Add to that milestone the fact the referees' association gave him a "catch-up" blazer — in trying to acknowledge all officials who had served for 15 consecutive years — and you start getting a clearer picture on what Clements is all about.
The corrections officer says his passion for the winter code is on a par with the summer one although rugby was his first love.
He has played rugby for 35 consecutive years for his beloved Napier Old Boys' Marist club based at Park Island.
The age-group masters cricketer embraces the benefits of engaging in sport but as father time ticks on he has developed an equally voracious appetite for watching it as well.
"On a normal Saturday — if I'm not doing anything in particular — I'll probably be watching four to five games of rugby and then watch the sixth stuff on TV," he says. "I always follow the club stuff and what the kids are doing."
Clements relishes refereeing where his enjoyment is symbiotic with those of youngsters.
"I haven't really had any bad experiences in the whole time I've done it [because] it's been pretty positive so I've been lucky although I'm not saying every referee gets the same response."
He agrees his people management skills is probably a little better, pertaining perhaps to his employment.
In his late 20s, Clements arrived here from Invercargill in 1984 as a Postbank employee.
He had joined the Napier Marist club before it amalgamated to NOBM in 1990.
Only 73kg in his heyday, he played cricket first in November of that year but his rugby roots go back to 1973. Remarkably he has played every year since with only minor injuries over that duration.
However, his three boys and a girl had begun engaging in sport from 1985 so he started contemplating how he could add value to not just the lives of his offspring but also others.
A decade later, Clements joined the Bay rugby referees' association because the children were in high school and it was easy to have a pick of games while watching them play every other Saturday.
He is in his 25th year of controlling rugby matches.
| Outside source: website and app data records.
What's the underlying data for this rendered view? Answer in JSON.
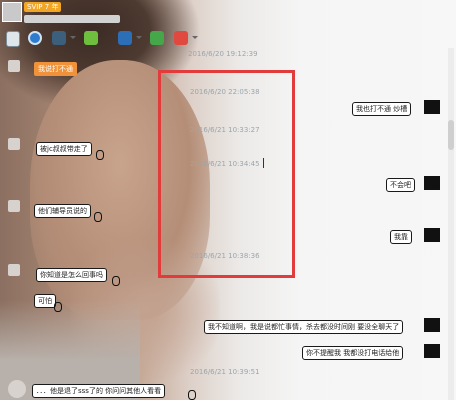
{
  "header": {
    "badge": "SVIP 7",
    "badge_suffix": "年"
  },
  "toolbar": {
    "icons": [
      "paperclip-icon",
      "circle-icon",
      "screen-icon",
      "transfer-icon",
      "monitor-icon",
      "add-contact-icon",
      "apps-icon"
    ]
  },
  "chat": {
    "timestamps": [
      "2016/6/20 19:12:39",
      "2016/6/20 22:05:38",
      "2016/6/21 10:33:27",
      "2016/6/21 10:34:45",
      "2016/6/21 10:38:36",
      "2016/6/21 10:39:51"
    ],
    "left_messages": [
      {
        "text": "我说打不通"
      },
      {
        "text": "被jc叔叔带走了"
      },
      {
        "text": "他们辅导员说的"
      },
      {
        "text": "你知道是怎么回事吗"
      },
      {
        "text": "可怕"
      },
      {
        "text": "．．．他是退了sss了的 你问问其他人看看"
      }
    ],
    "right_messages": [
      {
        "text": "我也打不通 炒槽"
      },
      {
        "text": "不会吧"
      },
      {
        "text": "我靠"
      },
      {
        "text": "我不知道啊，我是说都忙事情，杀去都没时间刚 要没全聊天了"
      },
      {
        "text": "你不提醒我 我都没打电话给他"
      }
    ]
  },
  "colors": {
    "highlight": "#e23b3b",
    "accent_orange": "#f0923a",
    "timestamp": "#9aa6ad"
  }
}
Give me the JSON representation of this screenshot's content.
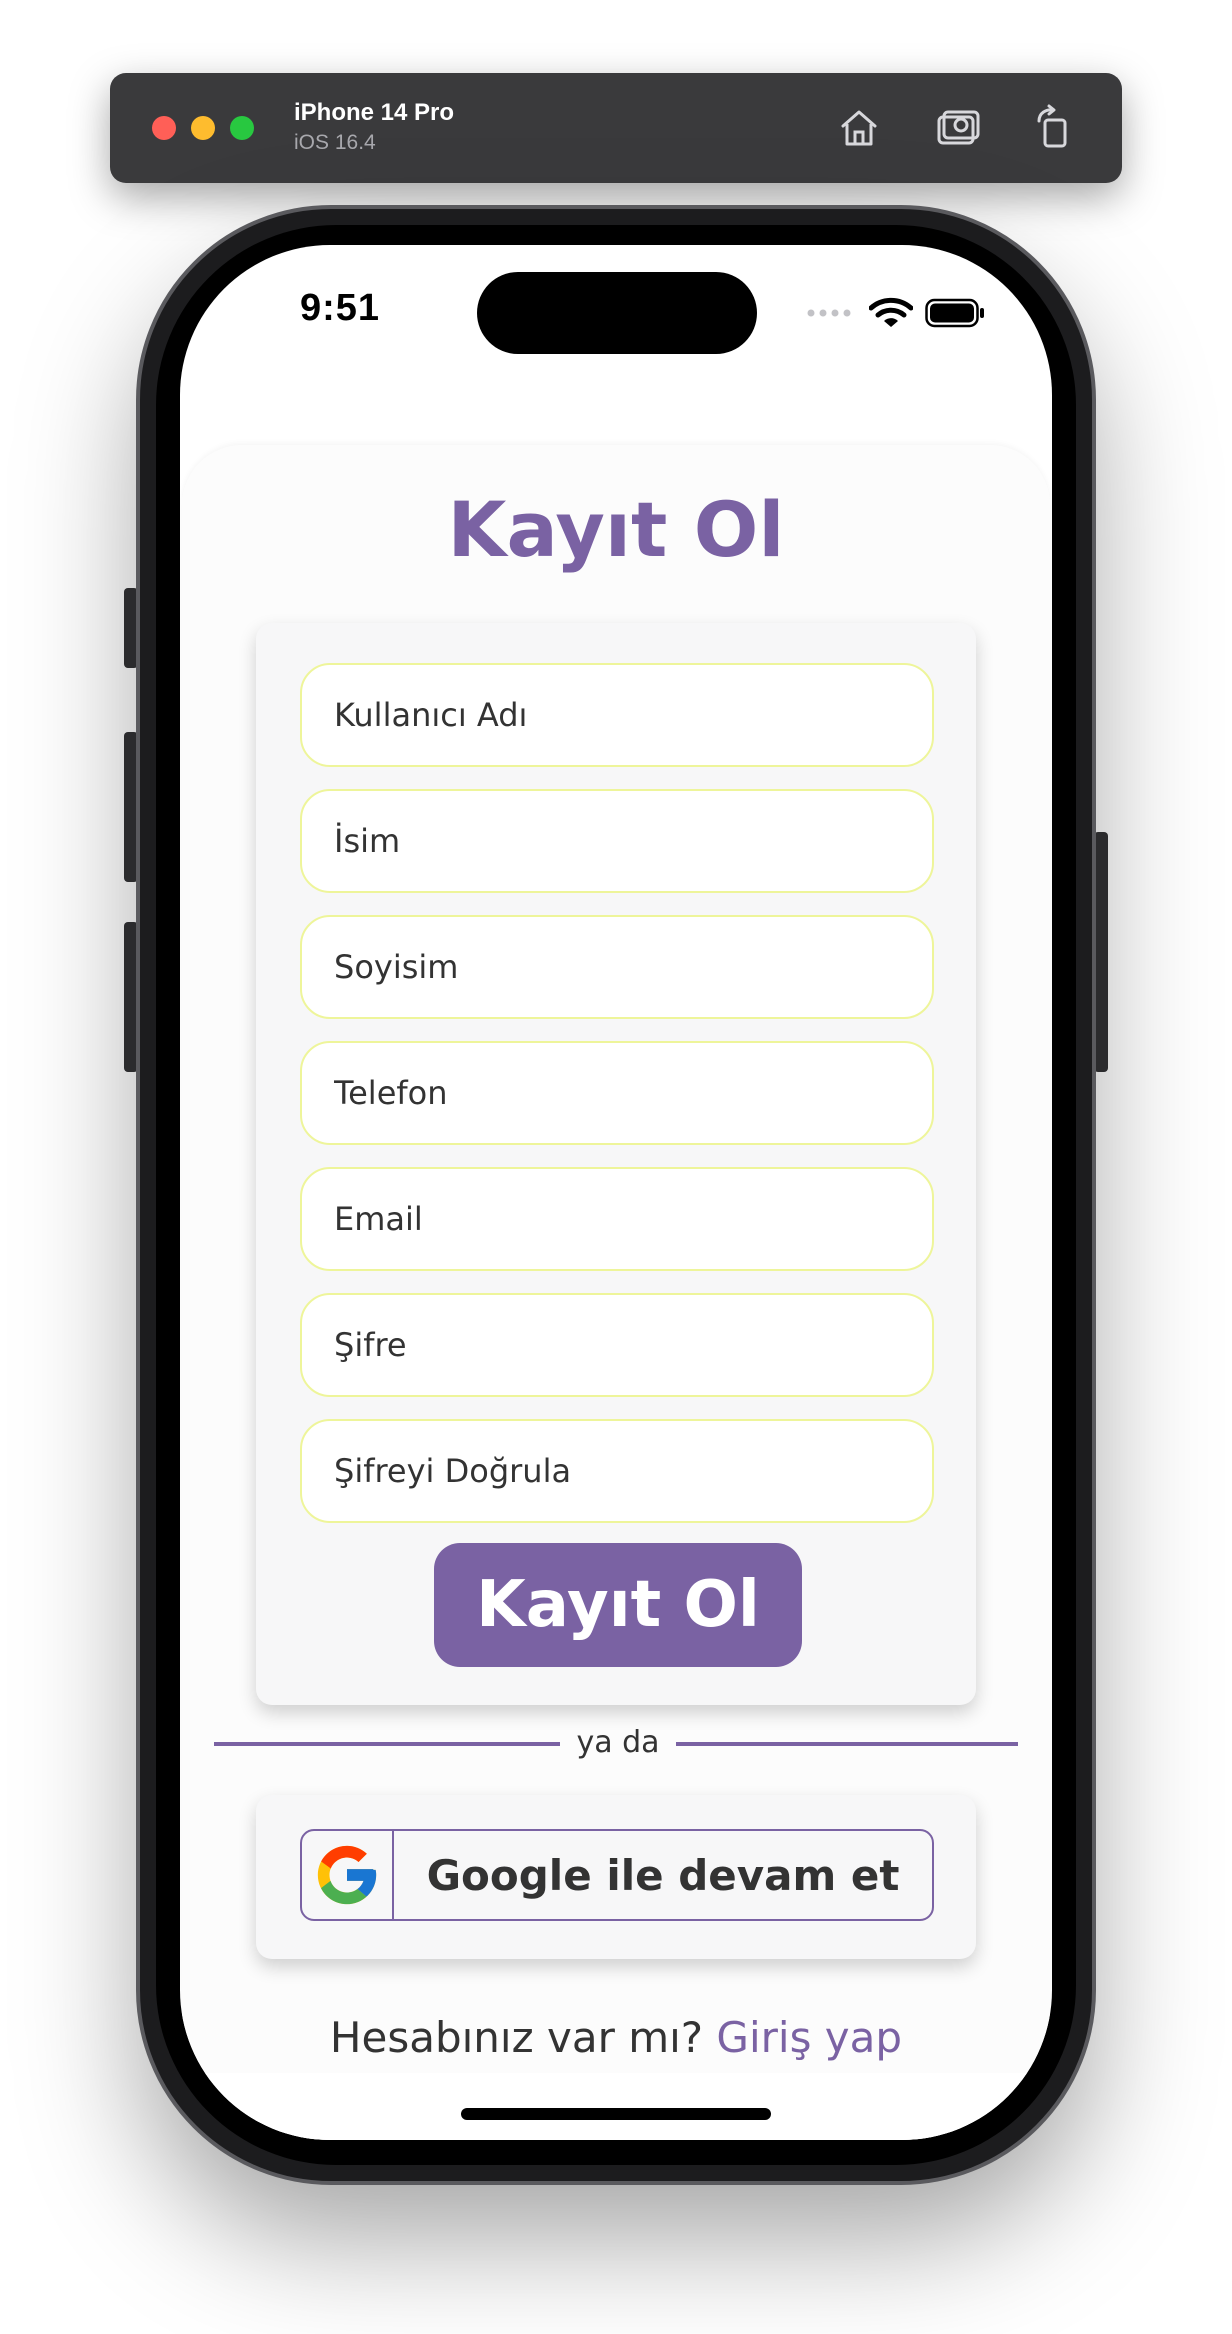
{
  "simulator": {
    "device_name": "iPhone 14 Pro",
    "os_version": "iOS 16.4",
    "icons": [
      "home-icon",
      "screenshot-icon",
      "rotate-icon"
    ]
  },
  "status_bar": {
    "time": "9:51",
    "icons": [
      "signal-icon",
      "wifi-icon",
      "battery-icon"
    ]
  },
  "page": {
    "title": "Kayıt Ol"
  },
  "form": {
    "fields": [
      {
        "placeholder": "Kullanıcı Adı",
        "value": ""
      },
      {
        "placeholder": "İsim",
        "value": ""
      },
      {
        "placeholder": "Soyisim",
        "value": ""
      },
      {
        "placeholder": "Telefon",
        "value": ""
      },
      {
        "placeholder": "Email",
        "value": ""
      },
      {
        "placeholder": "Şifre",
        "value": ""
      },
      {
        "placeholder": "Şifreyi Doğrula",
        "value": ""
      }
    ],
    "submit_label": "Kayıt Ol"
  },
  "divider": {
    "label": "ya da"
  },
  "google": {
    "label": "Google ile devam et",
    "icon": "google-icon"
  },
  "footer": {
    "question": "Hesabınız var mı?",
    "link_label": "Giriş yap"
  },
  "colors": {
    "accent": "#7a62a3",
    "field_border": "#eef59a",
    "card_background": "#f7f7f8",
    "text": "#333333"
  }
}
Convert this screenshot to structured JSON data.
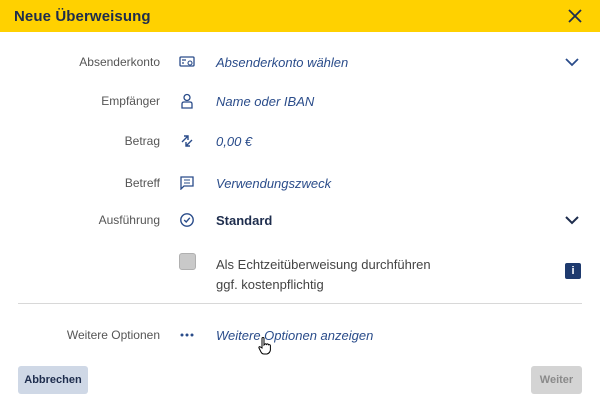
{
  "dialog": {
    "title": "Neue Überweisung",
    "close_icon": "close-icon"
  },
  "form": {
    "sender": {
      "label": "Absenderkonto",
      "placeholder": "Absenderkonto wählen",
      "icon": "account-card-icon"
    },
    "recipient": {
      "label": "Empfänger",
      "placeholder": "Name oder IBAN",
      "icon": "person-icon"
    },
    "amount": {
      "label": "Betrag",
      "value": "0,00 €",
      "icon": "transfer-arrows-icon"
    },
    "subject": {
      "label": "Betreff",
      "placeholder": "Verwendungszweck",
      "icon": "message-icon"
    },
    "execution": {
      "label": "Ausführung",
      "value": "Standard",
      "icon": "clock-icon"
    },
    "instant": {
      "line1": "Als Echtzeitüberweisung durchführen",
      "line2": "ggf. kostenpflichtig",
      "checked": false,
      "info_label": "i"
    },
    "more": {
      "label": "Weitere Optionen",
      "link": "Weitere Optionen anzeigen",
      "icon": "more-dots-icon"
    }
  },
  "buttons": {
    "cancel": "Abbrechen",
    "next": "Weiter"
  },
  "colors": {
    "header": "#ffd100",
    "accent": "#2a4c8a",
    "dark": "#1e2d4d"
  }
}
He has covered the odd premier club men's games but he was a regular at the second division.
"The last 10 years I've basically done secondary schools because it enables me to free up my afternoons."
Clements feels the blame game on officials is becoming a favourite pastime but "no one is perfect".
The rugby clubs he's been involved with here have made conscious efforts to police sideline behaviour of parents and, especially, coaches.
"I think the clubs are doing their best but, unfortunately, when you go to different games the officialdom's not quite there so the referee finds he's by himself and, you know, no one from the club is there."
He understands why people shy from picking up whistles and flags following incidents of sideline abuse.
"It can be quite intimidating especially if you're a young referee," he says. "They tend to come up and sort of tower over you to tell you all sorts of things that you don't want to hear."
When he had started moving up the refereeing ranks, he reflects on how the Bay was humming with some pedigree premier whistle blowers in the mould of Kelvin Deaker, Peter Boyden and Gary Wise.
"The standard was very high with a mix of senior and young refs at the time."
He was honoured last year when a major club award, the "Brent Clements trophy for the best club spirited player", was named after him at the junior rugby prizegiving ceremony.
"It's very humbling but a great gesture," says the bloke who this winter still enjoyed playing alongside sons Michael, Ross and Carl. Daughter Katrina Clements Mete-Kingi also makes the most of her time in sport.
Clements has represented the over-60 Central Districts cricket side for the past four years and the highlight was making the cull for that New Zealand age-group team in 2016.
"I still love it while the body still manages to do it."
He enjoys the opportunities that arise for travelling and expanding his social circles in summer.